Travel

Originally built in 1901, Blantyre was modeled after the owner’s family’s ancestral Scottish castle, complete with ivy-covered turrets, towers, and gargoyles. It didn’t become a hotel until 1981, when the house was restored by Ann Fitzpatrick Brown—and reinstated as a tribute to the Gilded Age. The décor here is fittingly lush, i.e. exactly what you’d expect to find in an English country manor. You’re supposed to spend your days relaxing in overstuffed armchairs by the fire, before descending to the dining room for canapés and champagne, and then a long, formal dinner (the dining room calls for jackets for gentlemen, and something a bit dressy for ladies). While high season here is spring-through-fall (in fact, the hotel was only winterized in 2005), if you come during the colder months, you’ll find a quieter stay—plus, they provide equipment for cross-country skiing, snowshoeing, and ice-skating. The Edith Wharton House, an estate the writer built, then lived and wrote in for many years, is just a mile away and open daily for visits.

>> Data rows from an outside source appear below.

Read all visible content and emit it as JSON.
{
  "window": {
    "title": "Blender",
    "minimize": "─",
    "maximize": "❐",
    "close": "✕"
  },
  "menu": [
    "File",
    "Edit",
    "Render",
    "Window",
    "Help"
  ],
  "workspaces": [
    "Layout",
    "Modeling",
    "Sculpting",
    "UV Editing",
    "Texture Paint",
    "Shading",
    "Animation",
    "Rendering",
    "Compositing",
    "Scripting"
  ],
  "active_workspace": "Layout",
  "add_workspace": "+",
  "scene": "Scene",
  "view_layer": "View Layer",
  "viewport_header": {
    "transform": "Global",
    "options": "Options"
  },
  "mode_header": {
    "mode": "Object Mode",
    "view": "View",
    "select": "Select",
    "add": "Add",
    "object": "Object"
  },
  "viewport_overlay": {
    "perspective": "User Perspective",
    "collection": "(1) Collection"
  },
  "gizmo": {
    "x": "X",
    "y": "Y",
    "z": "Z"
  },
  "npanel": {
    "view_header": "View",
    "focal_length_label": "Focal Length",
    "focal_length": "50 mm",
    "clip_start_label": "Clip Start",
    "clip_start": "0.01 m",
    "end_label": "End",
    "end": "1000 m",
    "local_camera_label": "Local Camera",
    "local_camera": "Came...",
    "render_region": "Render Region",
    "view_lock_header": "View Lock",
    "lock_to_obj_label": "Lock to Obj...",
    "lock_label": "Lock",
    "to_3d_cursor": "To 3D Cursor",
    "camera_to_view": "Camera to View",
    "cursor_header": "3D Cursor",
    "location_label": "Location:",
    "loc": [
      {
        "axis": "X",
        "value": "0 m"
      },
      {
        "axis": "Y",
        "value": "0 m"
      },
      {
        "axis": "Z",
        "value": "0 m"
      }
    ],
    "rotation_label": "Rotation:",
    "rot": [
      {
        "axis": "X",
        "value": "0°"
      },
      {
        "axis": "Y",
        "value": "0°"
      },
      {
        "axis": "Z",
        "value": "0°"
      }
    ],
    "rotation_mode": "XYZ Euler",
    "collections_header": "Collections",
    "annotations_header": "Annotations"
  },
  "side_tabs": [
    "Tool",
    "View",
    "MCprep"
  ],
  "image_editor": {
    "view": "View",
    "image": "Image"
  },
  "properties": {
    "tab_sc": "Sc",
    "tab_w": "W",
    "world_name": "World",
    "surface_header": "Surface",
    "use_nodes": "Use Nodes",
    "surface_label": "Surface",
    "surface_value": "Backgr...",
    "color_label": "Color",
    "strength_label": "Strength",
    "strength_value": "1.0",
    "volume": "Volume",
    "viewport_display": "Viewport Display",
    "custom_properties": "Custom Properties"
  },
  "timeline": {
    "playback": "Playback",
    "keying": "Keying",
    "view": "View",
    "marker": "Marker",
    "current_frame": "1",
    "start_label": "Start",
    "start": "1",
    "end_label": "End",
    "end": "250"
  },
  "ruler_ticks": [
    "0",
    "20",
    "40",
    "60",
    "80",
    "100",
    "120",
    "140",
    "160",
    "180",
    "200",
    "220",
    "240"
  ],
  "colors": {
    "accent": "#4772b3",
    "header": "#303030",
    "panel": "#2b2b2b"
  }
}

If you’re willing to go two miles, you’ll find The Shakespeare & Company playhouse, which hosts evening performances on weekends.

You may also like